John Bolton channels his inner Karl Marx:

The spectre of isolationism is stalking the Republican Party. It is still far from dominant, but we would be ignoring reality to underestimate the risks evident in today’s turbulent political milieu. Ironically, Republican isolationism is in many respects attributable to Barack Obama. His palpable lack of concern for foreign and defence policy issues, and the public’s false sense of security thereby generated, combined with his massive federal expenditures and consequent budget deficits that threaten the vitality of America’s economic system, have created an unexpected and deeply troubling reaction among Republicans, heretofore America’s national-security stalwarts.
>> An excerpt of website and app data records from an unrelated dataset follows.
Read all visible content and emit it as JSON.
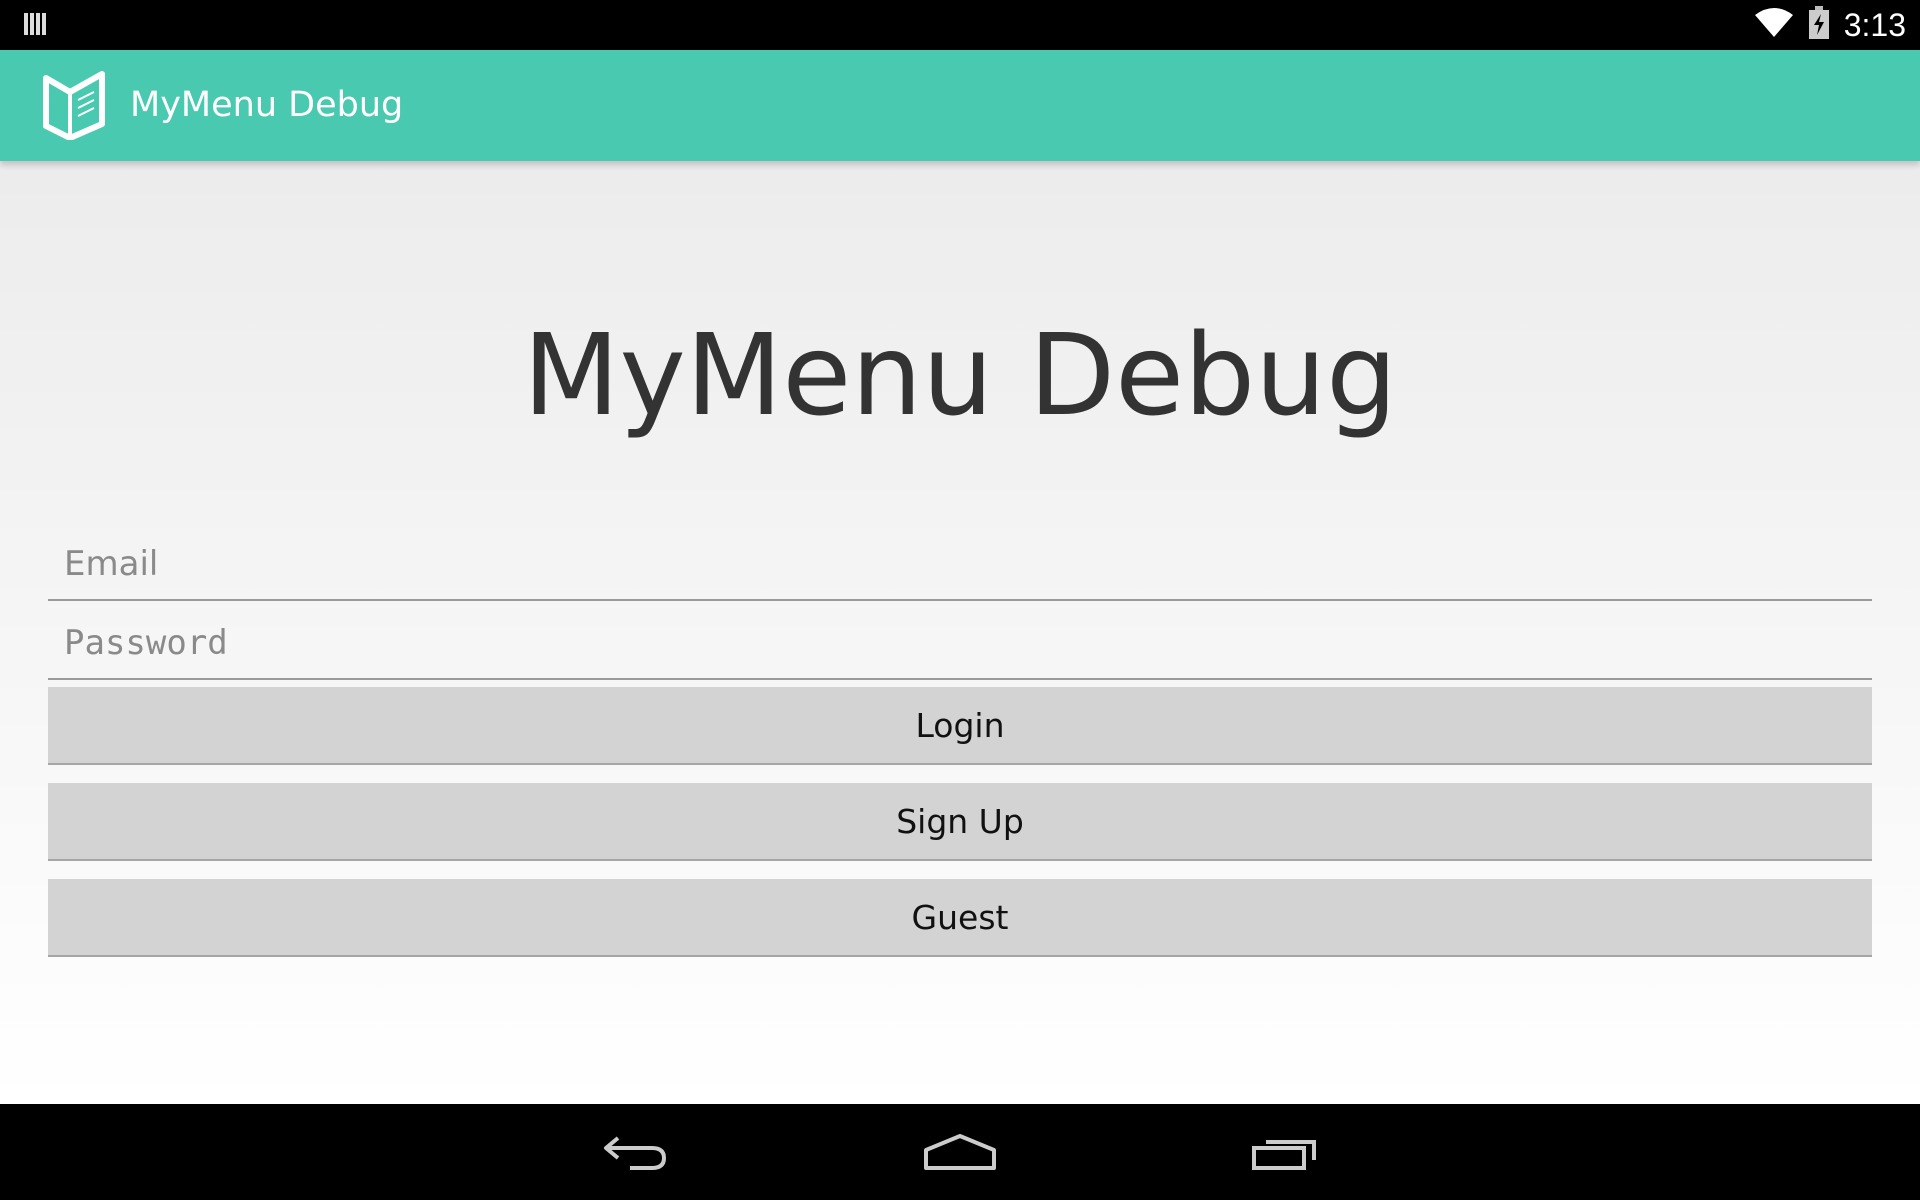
{
  "status_bar": {
    "time": "3:13",
    "icons": [
      "notification-bars-icon",
      "wifi-icon",
      "battery-charging-icon"
    ]
  },
  "action_bar": {
    "title": "MyMenu Debug",
    "icon": "app-logo-icon",
    "color": "#48c9b0"
  },
  "main": {
    "headline": "MyMenu Debug",
    "email": {
      "placeholder": "Email",
      "value": ""
    },
    "password": {
      "placeholder": "Password",
      "value": ""
    },
    "buttons": {
      "login": "Login",
      "signup": "Sign Up",
      "guest": "Guest"
    }
  },
  "nav_bar": {
    "icons": [
      "back-icon",
      "home-icon",
      "recent-apps-icon"
    ]
  }
}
We all know not to take Bolton seriously, but his article is a useful guide to the obsessions of Republican hard-liners. The first of these is the constant feigned terror of renewed “isolationism.” The “isolationists” never seem to materialize, but they make good foils for warmongers. Of course, there is no real “isolationism” present in the modern GOP, and other than a perfunctory mention of Rand Paul it seems that Bolton isn’t willing to identify the people in his party that he disparages at such length. There are Republican skeptics of new foreign wars, and there are some principled non-interventionists that object to the U.S. acting as global policeman and subsidizing the defense of wealthy allies, but no one in the Republican Party today promotes an agenda of international “isolation.” To the extent that Republicans are more skeptical of foreign wars and less inclined to endorse a hyperactive foreign policy than they have been, this is mostly a reaction to the Bush administration’s overreaching. The continuity between Bush and Obama on some issues has made it somewhat easier for critics of hyperactive and aggressive foreign policy to be critical while directing their attacks at the current administration, but the phenomenon Bolton is describing so poorly would be much less significant if it had not been for the excesses of the Bush years. There should have been nothing unexpected about this. It is normal and sane for people of all political stripes to recoil from the waste and horrors of unnecessary and prolonged warfare. What has been disappointing is the extent to which so many on the right remain wedded to an unsustainable, costly foreign policy and a reckless impulse to resort to using force as the solution to foreign crises and conflicts.